In nearly every crisis—be it social, political, spiritual, or of some other nature—a power struggle is involved, and in most cases this takes place in spite of attempts to prevent it.
In order to validate their rebellion against the establishment, revolting parties usually contend that an imbalance of some kind hinders their efforts to reach a peaceful resolution. Not only that, but they also do not hesitate to highlight the demerits of the other side—sometimes with respect and other times without it—as a means of advancing their cause.
The Bible speaks of a revolution that is unique in its nature. In Galatians 5:17, the Apostle Paul points out its root cause as being a clash of wills between the Spirit and the flesh, which so immobilizes humans that they cannot do what they want to do.
In modern days, the formation of public opinion about a revolution cannot wait—and it does not have to wait—for articles to be crafted, reviewed, printed, and distributed. We expect news reporters to cover events on the spot and feed us with fresh information for our consumption. People of different persuasions use current and historical facts to influence public opinion about who should do what in resolving the conflict.
The conflict between the Spirit and the flesh, as it is reported in the Word of God, should not wait any longer than the time it takes for one to hear the whisper of the "God of peace" with whom the apostle Paul wants us to be acquainted:
"May God himself, the God of peace, sanctify you through and through.
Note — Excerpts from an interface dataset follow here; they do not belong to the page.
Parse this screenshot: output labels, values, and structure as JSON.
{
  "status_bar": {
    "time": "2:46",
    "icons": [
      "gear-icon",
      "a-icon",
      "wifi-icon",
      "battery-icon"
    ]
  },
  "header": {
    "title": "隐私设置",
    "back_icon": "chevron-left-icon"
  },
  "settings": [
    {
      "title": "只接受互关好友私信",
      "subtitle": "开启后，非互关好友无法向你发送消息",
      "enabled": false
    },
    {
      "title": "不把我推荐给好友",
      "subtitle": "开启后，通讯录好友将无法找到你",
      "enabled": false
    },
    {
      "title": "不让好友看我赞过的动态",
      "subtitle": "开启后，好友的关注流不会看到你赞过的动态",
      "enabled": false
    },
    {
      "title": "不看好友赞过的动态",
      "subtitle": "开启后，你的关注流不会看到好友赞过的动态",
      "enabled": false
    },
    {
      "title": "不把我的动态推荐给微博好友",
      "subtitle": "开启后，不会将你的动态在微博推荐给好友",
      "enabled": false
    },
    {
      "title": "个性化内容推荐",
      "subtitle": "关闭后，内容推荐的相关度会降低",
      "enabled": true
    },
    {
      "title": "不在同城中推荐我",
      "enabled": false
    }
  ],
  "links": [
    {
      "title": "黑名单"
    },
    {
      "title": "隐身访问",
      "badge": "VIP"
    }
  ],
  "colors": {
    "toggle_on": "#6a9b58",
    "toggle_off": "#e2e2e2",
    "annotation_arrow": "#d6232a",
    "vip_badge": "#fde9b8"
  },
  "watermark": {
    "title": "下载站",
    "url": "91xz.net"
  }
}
May your whole spirit, soul and body be kept blameless at the coming of our Lord Jesus Christ" (1 Thes. 5:23).
The conflict between the Spirit and the flesh takes only one vote to be settled—that of the one whose flesh rebels against the will of God.
Albert Einstein said, "You cannot simultaneously prevent and prepare for war." The same belief in a cause and the determination to win that result in victory for one side during a war between human factions can be duplicated in the hearts of those who must decide whether to prevent or to prepare for war. That same capacity for belief and determination leads a person to victory between the opposing forces of the Spirit and the flesh. What we really desire is the side that gets our support.
In order to make the decision that results in true peace, one needs to realize that the desire of the flesh corrupts, divides, prevaricates, destroys, debilitates, and kills, while that of the Spirit brings wholeness as it restores, corrects, shapes, strengthens, and emancipates. Sin patronizes the desires of our flesh, while God's love provides all we need to seek and follow the desire of the Spirit. Faith in Jesus and His grace-filled work on the Cross is the means by which the desire of the Spirit wins the battle of wills in our hearts.
I cannot be in conflict and peace at the same time.
He won the cause for me and gave me peace. Why would I not want to keep His life-giving peace?
Eugénio R. Duarte is a general superintendent in the Church of the Nazarene.
Holiness Today, Jul/Aug 2011